The reply should repeat all of the data word for word, with no pictures.

(Dataset rows for apps and sites)
------------

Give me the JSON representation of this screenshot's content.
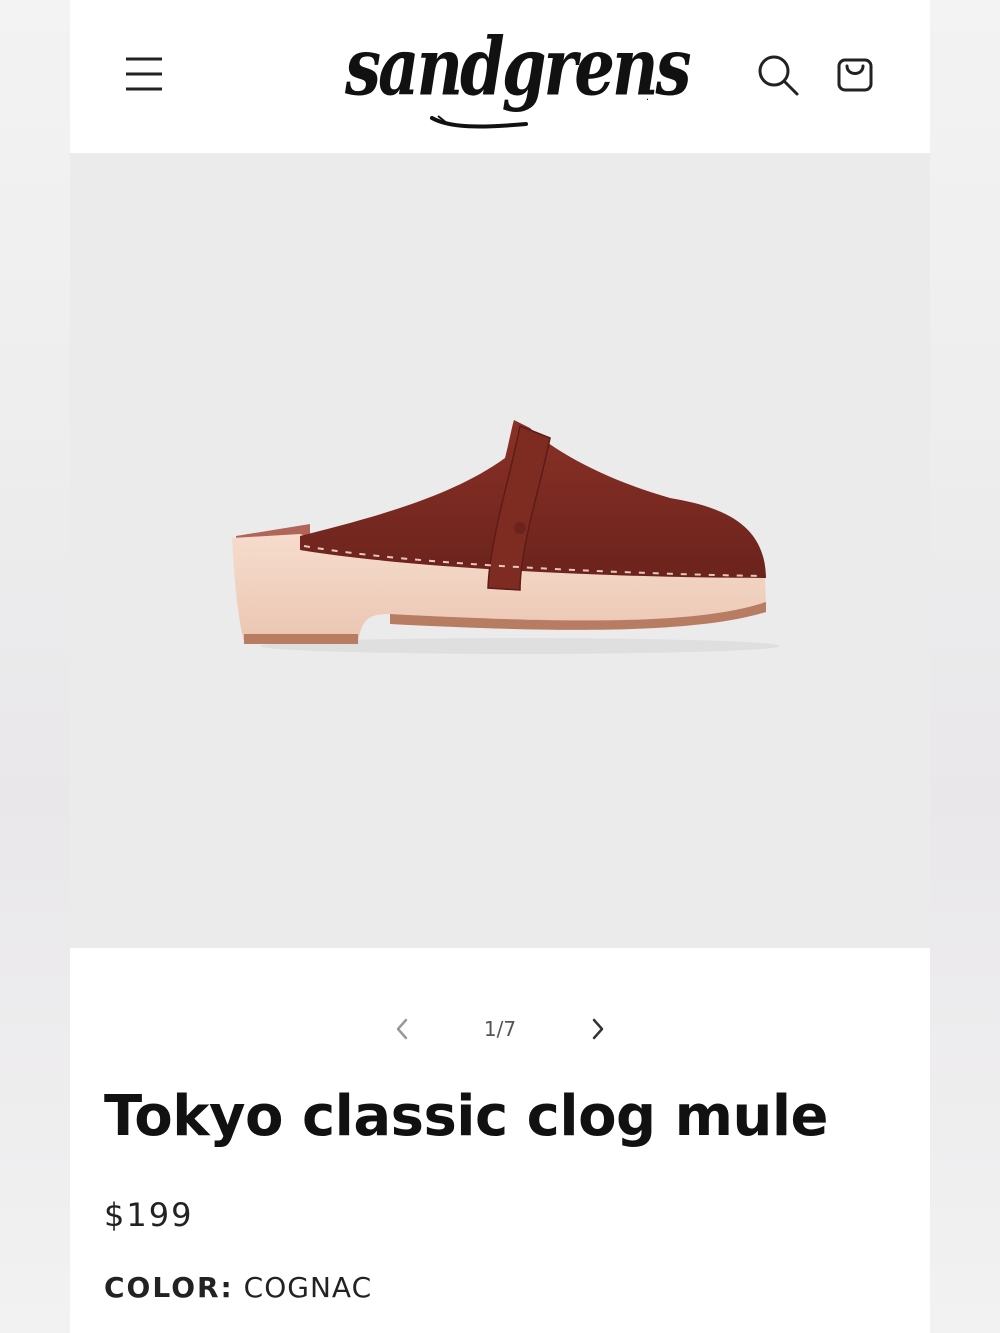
{
  "brand": {
    "logo_text": "sandgrens",
    "logo_reg": "."
  },
  "icons": {
    "menu": "hamburger-menu-icon",
    "search": "search-icon",
    "cart": "shopping-bag-icon",
    "prev": "chevron-left-icon",
    "next": "chevron-right-icon"
  },
  "gallery": {
    "image_alt": "Tokyo classic clog mule",
    "counter": "1/7"
  },
  "product": {
    "title": "Tokyo classic clog mule",
    "price": "$199",
    "color_label": "COLOR:",
    "color_value": "COGNAC"
  },
  "colors": {
    "leather": "#7a2a22",
    "wood": "#f2d2c2",
    "sole": "#b77c62",
    "gallery_bg": "#ebebeb"
  }
}
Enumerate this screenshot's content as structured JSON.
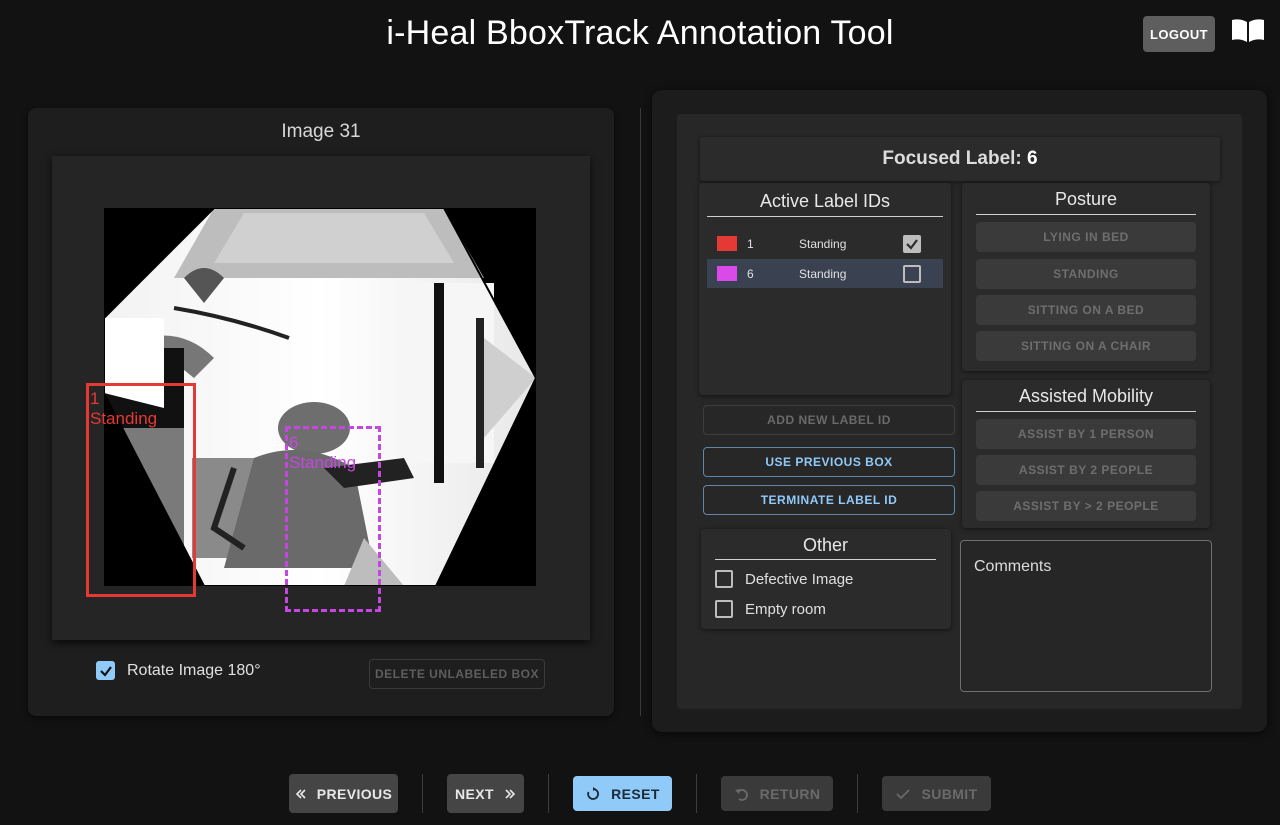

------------

SOLUTION TO THIS TASK:
Give me the JSON representation of this screenshot's content.
{
  "brand": {
    "logo_text": "sandgrens",
    "logo_reg": "."
  },
  "icons": {
    "menu": "hamburger-menu-icon",
    "search": "search-icon",
    "cart": "shopping-bag-icon",
    "prev": "chevron-left-icon",
    "next": "chevron-right-icon"
  },
  "gallery": {
    "image_alt": "Tokyo classic clog mule",
    "counter": "1/7"
  },
  "product": {
    "title": "Tokyo classic clog mule",
    "price": "$199",
    "color_label": "COLOR:",
    "color_value": "COGNAC"
  },
  "colors": {
    "leather": "#7a2a22",
    "wood": "#f2d2c2",
    "sole": "#b77c62",
    "gallery_bg": "#ebebeb"
  }
}
Enumerate this screenshot's content as structured JSON.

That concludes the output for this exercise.